“But it’s soooo boring,” is a common response when I mention the importance of maintaining a budget. Often, we avoid a good habit because it’s not very enjoyable. But it’s not always about having fun. If I go to the gym with the intention of enjoying myself, I fail nearly every time. However, if my objective is to improve my strength and fitness, I succeed every time. Occasionally I enjoy myself – if, for example, a poseur walks into a mirror – but mostly it’s a slog. But, that (almost) daily effort will hopefully keep me vertical and mobile for another four or five decades.
Recording your expenses each day is much less fun than watching Orange is the New Black, but it’s completely unrivalled if your aim is to feel more in control of your finances and meet goals such as saving for retirement or a new house. So, being more mindful of your intentions can help when motivation is on the wane. Here are a couple of suggestions for keeping going.
Create a motivational password
You probably type your password a least a couple of times each day. Changing it to a motivational sentence is likely to be more secure, and it’ll also remind you of your priorities every few hours. You could try:
As you’ll see, you can replace letters with numbers or symbols to improve security. This might stop you buying stuff on Amazon or fiddling about on Facebook when you could be finding a new client.
Keep a note in your purse or wallet
In the excitement of discovering a bargain, we quickly reach for our credit cards. If, however, this involves first removing a message emblazoned with a financial goal, we’re likely to think twice.

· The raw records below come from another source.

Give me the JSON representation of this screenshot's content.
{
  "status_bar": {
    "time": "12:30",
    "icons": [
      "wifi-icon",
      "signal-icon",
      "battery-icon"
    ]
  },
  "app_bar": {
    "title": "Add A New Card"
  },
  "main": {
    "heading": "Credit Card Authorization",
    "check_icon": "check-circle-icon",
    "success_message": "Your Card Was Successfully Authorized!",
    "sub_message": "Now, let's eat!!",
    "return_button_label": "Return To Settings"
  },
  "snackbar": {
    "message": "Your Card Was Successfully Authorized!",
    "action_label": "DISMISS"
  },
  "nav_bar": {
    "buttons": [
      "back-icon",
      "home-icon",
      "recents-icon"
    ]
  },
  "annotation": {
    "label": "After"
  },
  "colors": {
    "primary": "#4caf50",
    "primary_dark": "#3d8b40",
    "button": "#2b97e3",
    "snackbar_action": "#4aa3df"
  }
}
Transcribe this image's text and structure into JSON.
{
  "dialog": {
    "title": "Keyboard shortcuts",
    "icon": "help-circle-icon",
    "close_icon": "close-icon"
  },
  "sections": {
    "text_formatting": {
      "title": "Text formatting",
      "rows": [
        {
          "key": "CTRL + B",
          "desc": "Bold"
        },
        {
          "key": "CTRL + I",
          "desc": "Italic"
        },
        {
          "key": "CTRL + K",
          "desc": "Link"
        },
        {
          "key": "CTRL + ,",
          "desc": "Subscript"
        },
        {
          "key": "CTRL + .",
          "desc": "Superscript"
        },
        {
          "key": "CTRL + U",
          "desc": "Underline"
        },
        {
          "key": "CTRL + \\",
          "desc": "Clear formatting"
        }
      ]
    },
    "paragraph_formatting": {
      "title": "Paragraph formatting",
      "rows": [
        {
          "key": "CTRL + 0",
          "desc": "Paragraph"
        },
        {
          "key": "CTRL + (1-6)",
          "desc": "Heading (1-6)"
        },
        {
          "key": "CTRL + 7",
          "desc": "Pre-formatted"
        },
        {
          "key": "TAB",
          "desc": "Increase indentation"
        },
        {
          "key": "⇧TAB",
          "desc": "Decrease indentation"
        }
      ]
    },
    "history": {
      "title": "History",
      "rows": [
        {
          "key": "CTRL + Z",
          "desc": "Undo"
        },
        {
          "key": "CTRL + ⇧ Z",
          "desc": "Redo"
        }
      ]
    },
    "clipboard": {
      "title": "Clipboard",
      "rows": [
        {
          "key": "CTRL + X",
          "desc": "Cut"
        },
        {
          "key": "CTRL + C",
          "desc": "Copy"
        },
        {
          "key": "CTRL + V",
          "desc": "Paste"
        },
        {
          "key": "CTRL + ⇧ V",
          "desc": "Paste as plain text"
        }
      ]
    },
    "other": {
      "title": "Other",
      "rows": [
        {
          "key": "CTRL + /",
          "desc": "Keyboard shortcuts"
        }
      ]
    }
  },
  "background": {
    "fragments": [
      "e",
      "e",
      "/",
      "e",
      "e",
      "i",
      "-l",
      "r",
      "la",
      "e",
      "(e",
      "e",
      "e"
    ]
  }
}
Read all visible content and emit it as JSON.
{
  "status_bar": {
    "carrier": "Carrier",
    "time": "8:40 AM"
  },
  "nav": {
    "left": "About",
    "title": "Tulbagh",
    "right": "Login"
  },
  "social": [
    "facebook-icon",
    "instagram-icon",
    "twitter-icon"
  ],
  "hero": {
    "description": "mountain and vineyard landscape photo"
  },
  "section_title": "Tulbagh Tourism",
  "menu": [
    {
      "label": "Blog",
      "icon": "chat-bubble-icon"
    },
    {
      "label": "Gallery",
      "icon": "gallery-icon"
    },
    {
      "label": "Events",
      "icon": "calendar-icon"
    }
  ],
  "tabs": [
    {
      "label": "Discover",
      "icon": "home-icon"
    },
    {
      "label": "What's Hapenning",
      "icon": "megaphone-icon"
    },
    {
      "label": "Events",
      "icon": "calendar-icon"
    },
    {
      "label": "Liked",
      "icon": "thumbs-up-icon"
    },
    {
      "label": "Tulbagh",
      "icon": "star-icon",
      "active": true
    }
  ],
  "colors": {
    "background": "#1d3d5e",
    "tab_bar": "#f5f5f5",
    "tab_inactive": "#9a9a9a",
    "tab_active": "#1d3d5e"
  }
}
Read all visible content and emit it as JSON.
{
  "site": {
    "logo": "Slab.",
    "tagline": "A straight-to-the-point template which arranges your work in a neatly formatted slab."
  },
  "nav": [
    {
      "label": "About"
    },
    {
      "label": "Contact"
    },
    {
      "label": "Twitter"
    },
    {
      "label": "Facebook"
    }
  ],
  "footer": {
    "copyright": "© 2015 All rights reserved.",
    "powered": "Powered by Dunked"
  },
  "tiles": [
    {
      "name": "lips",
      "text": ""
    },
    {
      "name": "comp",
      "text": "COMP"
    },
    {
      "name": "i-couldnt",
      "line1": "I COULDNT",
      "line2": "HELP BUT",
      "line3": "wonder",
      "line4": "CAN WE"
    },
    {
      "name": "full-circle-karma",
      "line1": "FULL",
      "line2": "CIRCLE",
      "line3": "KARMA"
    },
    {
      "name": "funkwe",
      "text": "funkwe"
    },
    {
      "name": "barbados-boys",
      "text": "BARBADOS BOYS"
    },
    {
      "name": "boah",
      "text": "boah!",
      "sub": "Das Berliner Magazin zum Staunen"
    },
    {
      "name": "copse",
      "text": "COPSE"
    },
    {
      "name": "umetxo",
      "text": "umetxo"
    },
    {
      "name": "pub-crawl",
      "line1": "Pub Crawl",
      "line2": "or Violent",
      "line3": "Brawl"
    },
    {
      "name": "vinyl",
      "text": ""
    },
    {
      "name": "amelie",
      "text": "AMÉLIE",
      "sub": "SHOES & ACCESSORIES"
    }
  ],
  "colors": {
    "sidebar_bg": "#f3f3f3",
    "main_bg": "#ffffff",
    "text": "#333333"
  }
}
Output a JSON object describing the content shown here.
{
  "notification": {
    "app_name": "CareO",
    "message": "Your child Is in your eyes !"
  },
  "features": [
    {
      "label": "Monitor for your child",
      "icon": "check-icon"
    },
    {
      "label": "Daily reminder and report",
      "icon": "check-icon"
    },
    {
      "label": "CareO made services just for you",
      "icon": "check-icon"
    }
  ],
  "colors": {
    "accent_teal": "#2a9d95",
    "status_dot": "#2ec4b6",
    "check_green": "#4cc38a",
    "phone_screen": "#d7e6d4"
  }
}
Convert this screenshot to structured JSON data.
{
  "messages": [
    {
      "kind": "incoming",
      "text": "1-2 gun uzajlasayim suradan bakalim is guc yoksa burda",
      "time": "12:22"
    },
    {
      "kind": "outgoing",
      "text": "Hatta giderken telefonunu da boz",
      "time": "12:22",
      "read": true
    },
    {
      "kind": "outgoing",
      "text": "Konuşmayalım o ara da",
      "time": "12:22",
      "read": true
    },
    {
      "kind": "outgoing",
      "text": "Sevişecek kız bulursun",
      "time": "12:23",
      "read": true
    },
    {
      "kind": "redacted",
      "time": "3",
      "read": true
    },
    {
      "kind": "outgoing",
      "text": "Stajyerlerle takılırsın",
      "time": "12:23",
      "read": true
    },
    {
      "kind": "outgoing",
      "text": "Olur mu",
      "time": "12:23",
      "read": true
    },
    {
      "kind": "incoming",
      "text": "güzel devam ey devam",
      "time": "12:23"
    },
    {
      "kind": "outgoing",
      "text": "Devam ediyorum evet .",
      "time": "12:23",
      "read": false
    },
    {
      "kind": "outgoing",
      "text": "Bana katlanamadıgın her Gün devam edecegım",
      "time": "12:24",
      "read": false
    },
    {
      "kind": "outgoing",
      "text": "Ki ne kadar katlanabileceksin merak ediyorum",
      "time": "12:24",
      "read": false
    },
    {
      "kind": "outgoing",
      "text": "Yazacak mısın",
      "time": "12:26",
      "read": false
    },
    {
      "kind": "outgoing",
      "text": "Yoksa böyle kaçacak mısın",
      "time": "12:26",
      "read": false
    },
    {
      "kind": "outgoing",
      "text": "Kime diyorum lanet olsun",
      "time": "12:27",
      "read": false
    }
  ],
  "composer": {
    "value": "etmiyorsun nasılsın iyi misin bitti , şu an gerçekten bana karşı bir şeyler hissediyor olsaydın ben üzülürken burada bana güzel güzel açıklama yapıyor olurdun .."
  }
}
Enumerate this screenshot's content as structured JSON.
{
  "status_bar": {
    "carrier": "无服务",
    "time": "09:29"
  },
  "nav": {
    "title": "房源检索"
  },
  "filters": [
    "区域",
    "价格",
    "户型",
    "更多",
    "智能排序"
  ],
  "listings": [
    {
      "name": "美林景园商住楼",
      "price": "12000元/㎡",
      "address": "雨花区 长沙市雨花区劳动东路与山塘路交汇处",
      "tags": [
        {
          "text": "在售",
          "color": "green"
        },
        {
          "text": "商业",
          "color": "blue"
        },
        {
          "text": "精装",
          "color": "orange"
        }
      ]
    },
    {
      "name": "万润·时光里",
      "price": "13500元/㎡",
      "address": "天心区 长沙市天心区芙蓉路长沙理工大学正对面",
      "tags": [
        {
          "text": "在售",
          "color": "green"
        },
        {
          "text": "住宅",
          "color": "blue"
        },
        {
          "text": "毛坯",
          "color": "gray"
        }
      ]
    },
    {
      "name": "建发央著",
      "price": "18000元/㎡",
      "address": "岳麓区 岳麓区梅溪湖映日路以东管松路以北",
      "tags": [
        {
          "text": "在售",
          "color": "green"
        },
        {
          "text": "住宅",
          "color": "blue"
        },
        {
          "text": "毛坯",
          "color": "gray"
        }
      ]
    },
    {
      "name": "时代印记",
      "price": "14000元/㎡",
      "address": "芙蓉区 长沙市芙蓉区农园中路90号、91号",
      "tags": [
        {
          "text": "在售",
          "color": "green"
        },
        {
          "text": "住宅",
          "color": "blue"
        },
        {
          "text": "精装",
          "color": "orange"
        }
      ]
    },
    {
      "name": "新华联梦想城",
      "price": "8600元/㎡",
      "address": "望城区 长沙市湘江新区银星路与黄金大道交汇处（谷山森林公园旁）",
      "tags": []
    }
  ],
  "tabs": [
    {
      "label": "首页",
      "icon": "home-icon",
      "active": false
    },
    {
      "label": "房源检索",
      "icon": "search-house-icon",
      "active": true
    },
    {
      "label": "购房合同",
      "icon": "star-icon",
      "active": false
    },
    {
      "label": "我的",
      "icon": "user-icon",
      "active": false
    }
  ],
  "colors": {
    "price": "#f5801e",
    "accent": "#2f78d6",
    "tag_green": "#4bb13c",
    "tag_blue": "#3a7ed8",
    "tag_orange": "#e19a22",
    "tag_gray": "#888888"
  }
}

This is a firm reminder of those real priorities, such as “I want to retire at 60,” “I really need a new car,” “I don’t want to starve when I’m old,” etc. Of course, this doesn’t generally work with online purchases, as we tend to store our details. Disable one-click ordering and remove your card information. You can still buy that item, but it forces you to confront the note in your wallet each time.
Perhaps you’ll never actually enjoy budgeting, but I reckon you’ll relish the results. Whatever you need to do, keep reminding yourself why.